Gold, so far, is the clear winner among metals as this crisis unfolds. Looming hyperinflation in the face of unprecedented stimulus packages, gold shortages due to mining shutdowns, and everyone from retail investors to nations stockpiling the yellow metal due to the certain uncertainty of post Coronavirus macroeconomic backdrop is leading the gold price on a clear course to $2,000 and beyond. We could be looking at new all time highs in the next few months, if not weeks.
In terms of price, silver traditionally follows gold. It has a history of lagging behind for years and then catching up all at once, leading to eye widening rallies. So far we aren’t seeing this kind of bullish momentum, but history repeats itself and when we talk about silver and gold prices, we have more price data than we do for any other financial instrument, ever.

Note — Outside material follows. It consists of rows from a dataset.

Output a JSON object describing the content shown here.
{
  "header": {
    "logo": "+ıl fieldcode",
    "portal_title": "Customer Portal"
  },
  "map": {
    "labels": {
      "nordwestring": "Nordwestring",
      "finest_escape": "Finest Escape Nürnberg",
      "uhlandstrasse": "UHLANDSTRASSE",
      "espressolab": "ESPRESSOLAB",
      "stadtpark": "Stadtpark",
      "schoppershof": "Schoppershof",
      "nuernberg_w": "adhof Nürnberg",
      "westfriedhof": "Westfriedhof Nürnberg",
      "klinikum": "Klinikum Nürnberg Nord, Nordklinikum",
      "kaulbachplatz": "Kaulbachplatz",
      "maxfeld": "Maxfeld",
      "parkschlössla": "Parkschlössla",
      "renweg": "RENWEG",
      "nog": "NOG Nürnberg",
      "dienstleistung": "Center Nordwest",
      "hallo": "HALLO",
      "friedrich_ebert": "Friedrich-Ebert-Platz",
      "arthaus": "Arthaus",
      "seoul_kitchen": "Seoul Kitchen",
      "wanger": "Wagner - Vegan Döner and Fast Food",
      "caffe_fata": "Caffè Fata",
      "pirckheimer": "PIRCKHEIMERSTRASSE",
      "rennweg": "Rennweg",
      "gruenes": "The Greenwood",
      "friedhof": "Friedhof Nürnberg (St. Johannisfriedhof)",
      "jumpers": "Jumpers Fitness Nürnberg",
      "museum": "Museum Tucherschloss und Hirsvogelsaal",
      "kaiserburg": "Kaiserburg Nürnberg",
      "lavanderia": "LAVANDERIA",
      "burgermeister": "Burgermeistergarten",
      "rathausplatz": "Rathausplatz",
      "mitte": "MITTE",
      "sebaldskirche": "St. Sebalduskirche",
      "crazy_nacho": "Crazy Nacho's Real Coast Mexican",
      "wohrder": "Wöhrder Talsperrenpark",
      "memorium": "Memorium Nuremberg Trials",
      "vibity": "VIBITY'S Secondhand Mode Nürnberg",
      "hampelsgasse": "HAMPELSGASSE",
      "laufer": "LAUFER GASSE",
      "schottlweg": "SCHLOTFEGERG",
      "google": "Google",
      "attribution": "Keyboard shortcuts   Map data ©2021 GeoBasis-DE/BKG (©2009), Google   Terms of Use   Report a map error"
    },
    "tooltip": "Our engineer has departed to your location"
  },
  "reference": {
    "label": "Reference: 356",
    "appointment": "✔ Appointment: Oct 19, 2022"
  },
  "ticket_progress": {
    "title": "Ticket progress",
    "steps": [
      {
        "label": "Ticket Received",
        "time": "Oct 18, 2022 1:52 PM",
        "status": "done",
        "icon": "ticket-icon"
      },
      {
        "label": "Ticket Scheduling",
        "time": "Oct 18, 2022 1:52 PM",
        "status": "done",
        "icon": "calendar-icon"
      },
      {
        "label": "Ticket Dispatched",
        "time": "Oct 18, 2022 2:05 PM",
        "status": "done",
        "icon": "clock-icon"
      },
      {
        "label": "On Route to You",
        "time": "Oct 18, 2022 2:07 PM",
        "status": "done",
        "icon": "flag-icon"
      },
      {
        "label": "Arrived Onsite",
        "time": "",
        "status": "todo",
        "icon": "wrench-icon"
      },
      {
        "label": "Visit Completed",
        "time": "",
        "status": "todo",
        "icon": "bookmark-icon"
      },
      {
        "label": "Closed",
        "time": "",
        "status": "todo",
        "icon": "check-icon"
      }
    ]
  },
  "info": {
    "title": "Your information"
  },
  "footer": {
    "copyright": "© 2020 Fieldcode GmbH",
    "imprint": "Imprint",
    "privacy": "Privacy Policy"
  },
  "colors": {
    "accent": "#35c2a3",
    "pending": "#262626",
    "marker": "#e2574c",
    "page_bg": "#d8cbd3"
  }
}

What is the correct silver to gold ratio?
Upon the death of Alexander the Great, it was 12.5 ounces of silver to every 1 ounce of gold. Historically, however, it’s been more like 15 to 1 and currently we’re trading the metals in a way that suggest gold is more valuable compared to silver than it ever was, in all of history. Scientists have recently confirmed that their is about 19 ounces of silver for every 1 ounce of gold in the earth’s crust. So technically speaking, gold is 19 times rarer than silver, and it’s been traded near that range all throughout history.
Just looking at the technical data, and not considering our current economic backdrop, the silver to gold ratio is due for a significant correction. Whether gold is overpriced or silver is undervalued remains unclear, but if the flight to cash is over and investors are looking for a store of value to protect them from the coming inflation, metals are likely all going to benefit.
What’s next for the prices of silver and gold?
While gold is showing strength currently due to it’s use as a store of value since before history was beginning to get scribbled onto cave walls, it’s more recently found uses in electronics and many other applications. But not only is silver is the best electrical and thermal conductor of all metals it’s finding even more applications in budding industries including solar panels and even antibiotics. If the silver gold ratio were to suddenly correct to around 20 to 1, which would fall in line with historical and even more recent data, it’s likely a sharp upwards correction would be made in the silver price.
A correction in the silver gold ratio that took it back to the historical norms of 20 to 1 would see the current silver price per ounce close to $85, which would be a 566% increase from the current levels.